Every line of the data that includes "time" should be copied out.

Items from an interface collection
%%
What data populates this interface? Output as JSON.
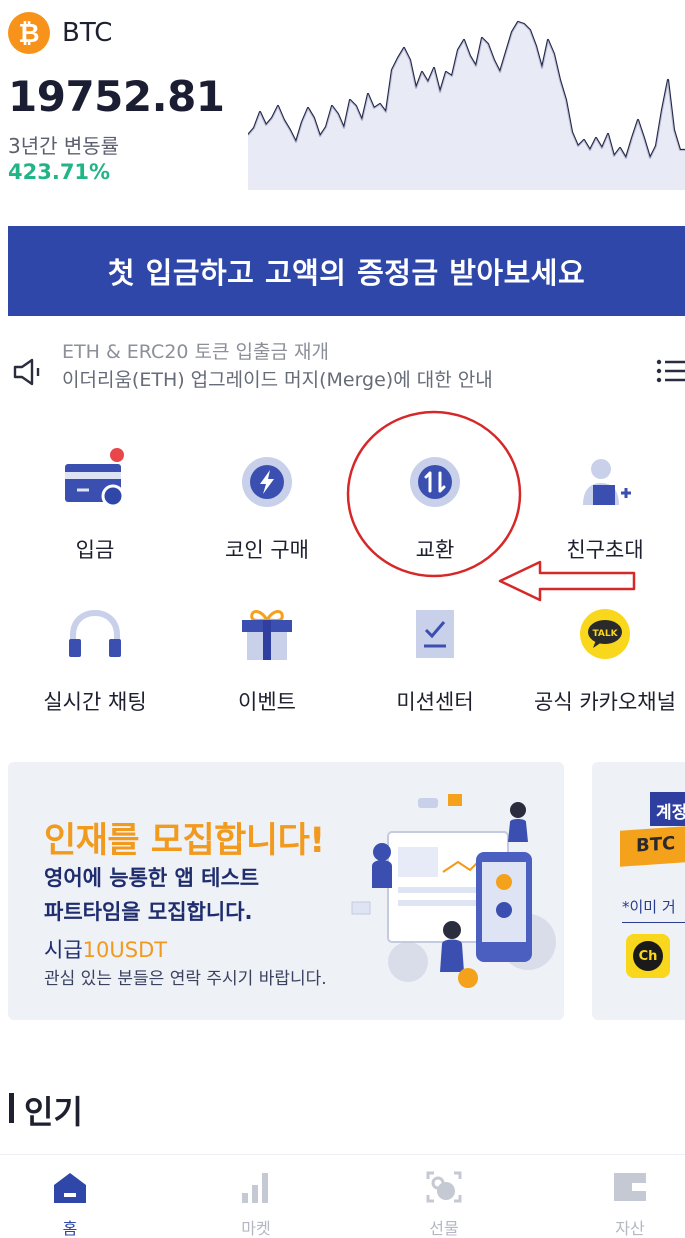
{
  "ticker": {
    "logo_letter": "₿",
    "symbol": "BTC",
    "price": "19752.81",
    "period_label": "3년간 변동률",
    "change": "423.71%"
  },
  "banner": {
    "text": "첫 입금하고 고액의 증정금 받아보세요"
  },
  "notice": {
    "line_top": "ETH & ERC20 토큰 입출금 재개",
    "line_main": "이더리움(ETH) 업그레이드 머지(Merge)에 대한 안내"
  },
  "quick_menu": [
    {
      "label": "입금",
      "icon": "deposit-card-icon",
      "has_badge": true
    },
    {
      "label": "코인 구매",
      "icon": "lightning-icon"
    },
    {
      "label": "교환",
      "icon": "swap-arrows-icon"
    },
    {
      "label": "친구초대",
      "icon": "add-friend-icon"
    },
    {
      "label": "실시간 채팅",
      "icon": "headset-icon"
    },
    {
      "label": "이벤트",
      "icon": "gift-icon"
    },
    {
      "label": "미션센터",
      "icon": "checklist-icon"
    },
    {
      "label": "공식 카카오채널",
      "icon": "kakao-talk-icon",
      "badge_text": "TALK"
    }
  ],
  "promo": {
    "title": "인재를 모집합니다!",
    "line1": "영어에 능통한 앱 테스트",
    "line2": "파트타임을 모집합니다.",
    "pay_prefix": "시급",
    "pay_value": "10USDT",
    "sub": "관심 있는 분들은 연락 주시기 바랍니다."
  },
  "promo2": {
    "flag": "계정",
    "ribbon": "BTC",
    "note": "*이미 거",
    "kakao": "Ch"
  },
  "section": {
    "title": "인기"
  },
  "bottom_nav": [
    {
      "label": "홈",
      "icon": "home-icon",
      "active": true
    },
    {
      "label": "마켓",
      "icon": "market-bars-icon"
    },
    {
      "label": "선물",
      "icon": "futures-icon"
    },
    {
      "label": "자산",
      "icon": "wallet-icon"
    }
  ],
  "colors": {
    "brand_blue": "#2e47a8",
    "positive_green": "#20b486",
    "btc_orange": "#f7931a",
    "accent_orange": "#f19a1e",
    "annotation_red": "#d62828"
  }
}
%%
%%
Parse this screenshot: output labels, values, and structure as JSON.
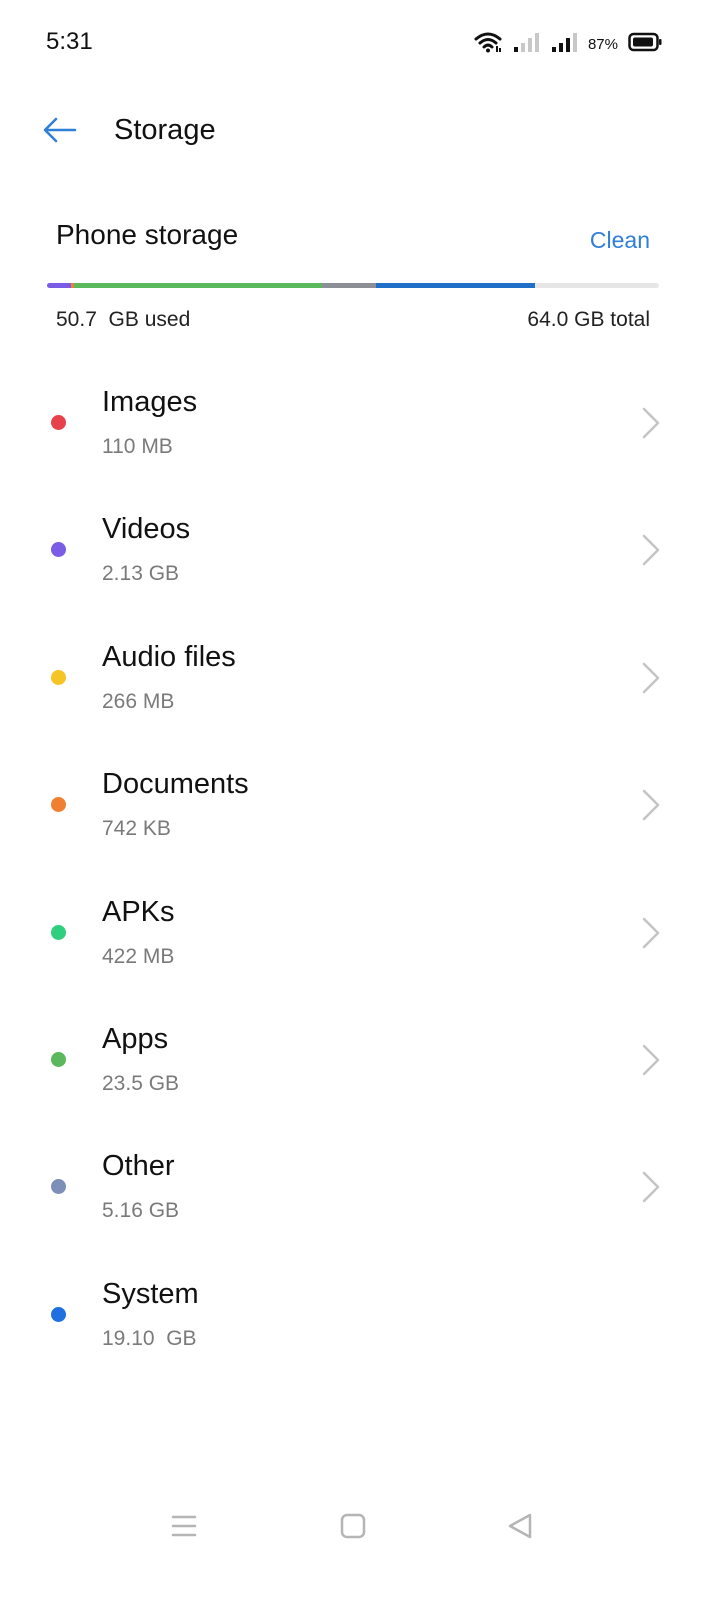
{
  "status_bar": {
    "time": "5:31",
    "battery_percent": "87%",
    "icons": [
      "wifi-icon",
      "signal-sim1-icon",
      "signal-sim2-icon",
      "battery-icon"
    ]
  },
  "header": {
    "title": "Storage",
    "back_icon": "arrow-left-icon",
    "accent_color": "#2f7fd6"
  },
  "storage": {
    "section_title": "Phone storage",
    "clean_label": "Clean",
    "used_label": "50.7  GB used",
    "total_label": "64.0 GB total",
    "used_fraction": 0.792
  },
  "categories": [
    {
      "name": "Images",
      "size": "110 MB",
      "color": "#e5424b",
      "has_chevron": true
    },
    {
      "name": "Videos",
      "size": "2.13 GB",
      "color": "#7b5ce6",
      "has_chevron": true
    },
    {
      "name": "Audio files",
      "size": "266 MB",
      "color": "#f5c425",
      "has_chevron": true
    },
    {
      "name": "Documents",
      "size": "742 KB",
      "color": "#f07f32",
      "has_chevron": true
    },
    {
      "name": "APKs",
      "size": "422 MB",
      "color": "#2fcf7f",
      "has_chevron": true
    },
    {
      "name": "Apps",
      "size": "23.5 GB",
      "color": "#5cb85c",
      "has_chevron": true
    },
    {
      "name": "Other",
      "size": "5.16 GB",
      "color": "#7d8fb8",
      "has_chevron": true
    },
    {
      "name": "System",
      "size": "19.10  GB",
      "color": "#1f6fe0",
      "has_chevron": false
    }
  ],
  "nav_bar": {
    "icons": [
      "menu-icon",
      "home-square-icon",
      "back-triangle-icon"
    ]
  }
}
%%
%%
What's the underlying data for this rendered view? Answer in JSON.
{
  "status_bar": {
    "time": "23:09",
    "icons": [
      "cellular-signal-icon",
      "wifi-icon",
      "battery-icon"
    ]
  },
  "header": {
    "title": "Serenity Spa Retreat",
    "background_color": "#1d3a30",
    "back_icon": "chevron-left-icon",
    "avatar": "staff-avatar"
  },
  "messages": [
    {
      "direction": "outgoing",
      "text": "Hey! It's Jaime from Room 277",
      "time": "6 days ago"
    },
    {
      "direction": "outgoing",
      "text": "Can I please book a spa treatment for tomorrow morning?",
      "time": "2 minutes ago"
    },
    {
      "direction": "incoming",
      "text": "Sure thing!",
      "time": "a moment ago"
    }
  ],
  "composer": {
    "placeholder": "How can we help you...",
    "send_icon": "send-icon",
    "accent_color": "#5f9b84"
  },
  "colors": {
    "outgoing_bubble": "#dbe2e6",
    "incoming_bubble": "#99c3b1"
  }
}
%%
Response area:
    "time": "5:31",
    "time": "23:09",
      "time": "6 days ago"
      "time": "2 minutes ago"
      "time": "a moment ago"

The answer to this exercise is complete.